TSA Federal Security Director for Tennessee Stephen Wood said job hunters at the event like Paders didn't really inquire about the shutdown, which has left 51,000 of the administration's transportation-security officers working without pay because they are deemed essential employees. They expect to be made whole once the shutdown ends.
The administration is looking to hire dozens more officers at the booming Nashville International Airport, even as the ones they have make do without pay for now. Prospective officers that TSA chooses to hire from the jobs event could start working as full- or part-time officers within two to four weeks, Wood said. The hiring event was one of several in major cities in recent months, he added.
"Obviously, I think everybody knows that at some point, this will end. And we really haven't gotten questions about that today," Wood said of the shutdown. "Not a lot of people have come up to us to talk about that. They're pretty much interested in getting a job."
Applicants attended informational sessions, were interviewed to assess qualifications, took a computer-based test, and could schedule drug screenings and medical exams. They could apply online beforehand or onsite.
James Perry, 68, used to work as a state Department of Labor investigator for unemployment insurance. He said the timing is right for him to try to join TSA, regardless of the shutdown and the prospect of possible missed paychecks.

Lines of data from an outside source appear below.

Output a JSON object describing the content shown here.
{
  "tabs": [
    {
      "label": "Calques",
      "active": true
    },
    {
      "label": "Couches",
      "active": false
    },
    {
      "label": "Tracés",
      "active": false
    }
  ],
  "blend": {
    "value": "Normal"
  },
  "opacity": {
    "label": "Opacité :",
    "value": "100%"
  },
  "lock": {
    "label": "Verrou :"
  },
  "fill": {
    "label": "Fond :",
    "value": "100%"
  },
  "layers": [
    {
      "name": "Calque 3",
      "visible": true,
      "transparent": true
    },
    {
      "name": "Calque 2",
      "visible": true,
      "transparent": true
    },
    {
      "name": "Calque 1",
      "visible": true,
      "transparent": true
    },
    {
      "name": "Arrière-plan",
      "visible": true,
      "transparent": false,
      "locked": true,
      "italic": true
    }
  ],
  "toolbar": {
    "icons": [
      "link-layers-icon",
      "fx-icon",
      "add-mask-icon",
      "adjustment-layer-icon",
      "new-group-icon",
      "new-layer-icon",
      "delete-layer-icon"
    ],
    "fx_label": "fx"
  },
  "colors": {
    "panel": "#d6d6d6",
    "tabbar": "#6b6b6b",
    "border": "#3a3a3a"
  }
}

"I'm interested in what I can do moving forward," Perry said. "The shutdown itself, I'm very sorry it happened and very sorry it's affected so many people. But I want to get my career moving."